* [WORK ITEM]
Extract all data as written.

MATERIAL SUPPLIED START

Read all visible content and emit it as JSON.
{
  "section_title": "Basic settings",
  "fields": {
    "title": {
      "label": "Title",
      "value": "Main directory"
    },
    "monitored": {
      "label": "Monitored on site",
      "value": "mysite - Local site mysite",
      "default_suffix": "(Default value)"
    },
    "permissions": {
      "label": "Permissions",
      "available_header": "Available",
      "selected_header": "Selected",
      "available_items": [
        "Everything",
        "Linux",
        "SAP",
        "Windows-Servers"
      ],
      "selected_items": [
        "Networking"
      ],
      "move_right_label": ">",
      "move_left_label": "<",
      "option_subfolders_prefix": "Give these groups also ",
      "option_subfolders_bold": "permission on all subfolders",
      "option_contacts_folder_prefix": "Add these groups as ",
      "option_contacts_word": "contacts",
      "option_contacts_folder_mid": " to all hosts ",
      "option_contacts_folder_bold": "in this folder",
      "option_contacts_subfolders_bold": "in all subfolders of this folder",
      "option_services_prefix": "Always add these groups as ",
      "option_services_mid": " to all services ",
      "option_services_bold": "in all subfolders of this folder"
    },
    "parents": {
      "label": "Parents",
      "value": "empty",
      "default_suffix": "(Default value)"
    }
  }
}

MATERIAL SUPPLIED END

* [SOLUTION TO THIS PROBLEM]
Read all visible content and emit it as JSON.
{
  "section_title": "Basic settings",
  "fields": {
    "title": {
      "label": "Title",
      "value": "Main directory"
    },
    "monitored": {
      "label": "Monitored on site",
      "value": "mysite - Local site mysite",
      "default_suffix": "(Default value)"
    },
    "permissions": {
      "label": "Permissions",
      "available_header": "Available",
      "selected_header": "Selected",
      "available_items": [
        "Everything",
        "Linux",
        "SAP",
        "Windows-Servers"
      ],
      "selected_items": [
        "Networking"
      ],
      "move_right_label": ">",
      "move_left_label": "<",
      "option_subfolders_prefix": "Give these groups also ",
      "option_subfolders_bold": "permission on all subfolders",
      "option_contacts_folder_prefix": "Add these groups as ",
      "option_contacts_word": "contacts",
      "option_contacts_folder_mid": " to all hosts ",
      "option_contacts_folder_bold": "in this folder",
      "option_contacts_subfolders_bold": "in all subfolders of this folder",
      "option_services_prefix": "Always add these groups as ",
      "option_services_mid": " to all services ",
      "option_services_bold": "in all subfolders of this folder"
    },
    "parents": {
      "label": "Parents",
      "value": "empty",
      "default_suffix": "(Default value)"
    }
  }
}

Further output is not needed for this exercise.